January 9, 2019 @ 1:00 pm - 2:00 pmSuggested Donation: $18
Martin Buber ended a 1909 lecture he gave in Prague with a parable suggesting that each of us is responsible for bringing the Messiah. Some years later, Franz Kafka – who may have been in Buber’s audience – wrote a famous story that echoes Buber’s parable in striking ways. A little later, Walter Benjamin wrote what looks like a riff on it. We’ll look at all three texts, plus the Talmudic passage on which Buber was drawing, and consider whether they give us a modern, existentialist way of making sense of Messianism.

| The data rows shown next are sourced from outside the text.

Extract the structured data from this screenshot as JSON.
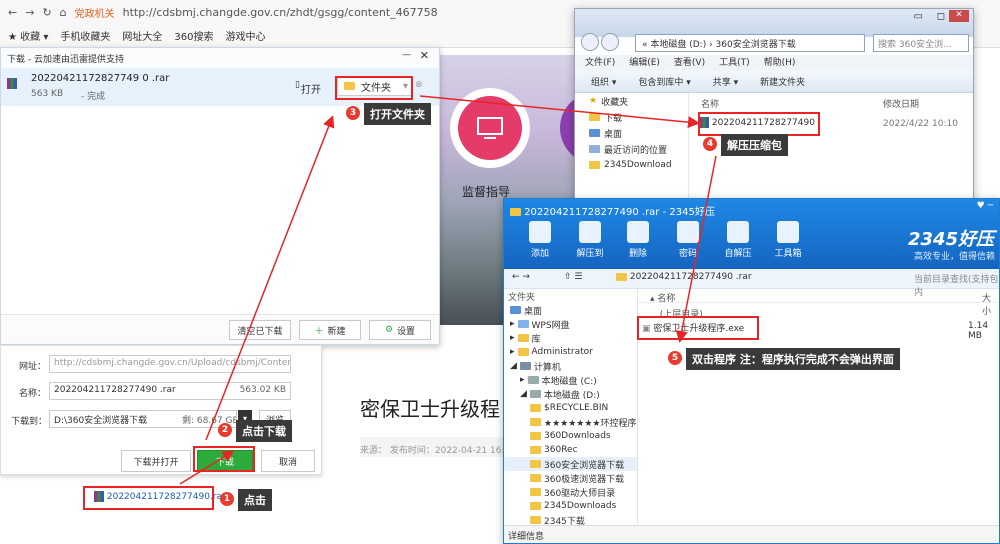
{
  "browser": {
    "site_badge": "党政机关",
    "url": "http://cdsbmj.changde.gov.cn/zhdt/gsgg/content_467758",
    "bookmarks": [
      "收藏",
      "手机收藏夹",
      "网址大全",
      "360搜索",
      "游戏中心"
    ]
  },
  "page": {
    "icon_label": "监督指导",
    "article_title": "密保卫士升级程",
    "article_meta": "来源：  发布时间：2022-04-21 16:46:5"
  },
  "downloader": {
    "title": "下载 - 云加速由迅雷提供支持",
    "file_name": "20220421172827749 0 .rar",
    "file_size": "563 KB",
    "status": "- 完成",
    "open_label": "打开",
    "folder_label": "文件夹",
    "clear_label": "清空已下载",
    "new_label": "新建",
    "settings_label": "设置"
  },
  "dialog": {
    "url_label": "网址：",
    "url_value": "http://cdsbmj.changde.gov.cn/Upload/cdsbmj/ContentMar",
    "name_label": "名称：",
    "name_value": "202204211728277490 .rar",
    "name_size": "563.02 KB",
    "saveto_label": "下载到：",
    "saveto_value": "D:\\360安全浏览器下载",
    "saveto_free": "剩: 68.67 GB",
    "browse_label": "浏览",
    "download_open_label": "下载并打开",
    "download_label": "下载",
    "cancel_label": "取消",
    "link_text": "202204211728277490.rar"
  },
  "explorer": {
    "path": "«  本地磁盘 (D:)  ›  360安全浏览器下载",
    "search_placeholder": "搜索 360安全浏...",
    "menu": [
      "文件(F)",
      "编辑(E)",
      "查看(V)",
      "工具(T)",
      "帮助(H)"
    ],
    "toolbar": [
      "组织 ▾",
      "包含到库中 ▾",
      "共享 ▾",
      "新建文件夹"
    ],
    "nav": [
      "收藏夹",
      "下载",
      "桌面",
      "最近访问的位置",
      "2345Download"
    ],
    "col_name": "名称",
    "col_date": "修改日期",
    "file_name": "202204211728277490",
    "file_date": "2022/4/22 10:10"
  },
  "haozip": {
    "title": "202204211728277490 .rar - 2345好压",
    "toolbar": [
      "添加",
      "解压到",
      "删除",
      "密码",
      "自解压",
      "工具箱"
    ],
    "brand": "2345好压",
    "slogan": "高效专业，值得信赖",
    "path": "202204211728277490 .rar",
    "search_placeholder": "当前目录查找(支持包内",
    "tree_header": "文件夹",
    "tree": [
      "桌面",
      "WPS网盘",
      "库",
      "Administrator",
      "计算机",
      "本地磁盘 (C:)",
      "本地磁盘 (D:)",
      "$RECYCLE.BIN",
      "★★★★★★★环控程序",
      "360Downloads",
      "360Rec",
      "360安全浏览器下载",
      "360极速浏览器下载",
      "360驱动大师目录",
      "2345Downloads",
      "2345下载"
    ],
    "col_name": "名称",
    "col_size": "大小",
    "parent": "..(上层目录)",
    "exe_name": "密保卫士升级程序.exe",
    "exe_size": "1.14 MB",
    "footer": "详细信息"
  },
  "annotations": [
    {
      "num": "1",
      "text": "点击"
    },
    {
      "num": "2",
      "text": "点击下载"
    },
    {
      "num": "3",
      "text": "打开文件夹"
    },
    {
      "num": "4",
      "text": "解压压缩包"
    },
    {
      "num": "5",
      "text": "双击程序 注：程序执行完成不会弹出界面"
    }
  ],
  "colors": {
    "accent_red": "#e82424",
    "haozip_blue": "#1e88e5",
    "download_green": "#2eaa3c"
  }
}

ABOUT THIS SPEAKER: Samuel Fleischacker is a Professor. He studied at Yale University, receiving his Ph.D. in 1989. He works in moral and political philosophy, the history of moral and philosophy,and the philosophy of religion. Among the issues that have particularly interested him are the moral status of culture, the nature and history of liberalism, the relationship between moral philosophy and social science, and the relationship between moral and religious values. His publications include The Ethics of Culture (Cornell, 1994), On Adam Smith’s Wealth of Nations: A Philosophical Companion (Princeton, 2003), A Short History of Distributive Justice (Harvard, 2004), Divine Teaching and the Way of the World (Oxford, 2011), Kant’s Questions: What Is Enlightenment? (Routledge, 2012), and The Good and the Good Book (Oxford, 2015). Professor Fleischacker has been a Fellow of the Center for Advanced Study in the Behavioral Sciences at Stanford, the University Center for Human Values at Princeton, and the Institute for Advanced Study in the Humanities at Edinburgh University. He taught previously at Williams College.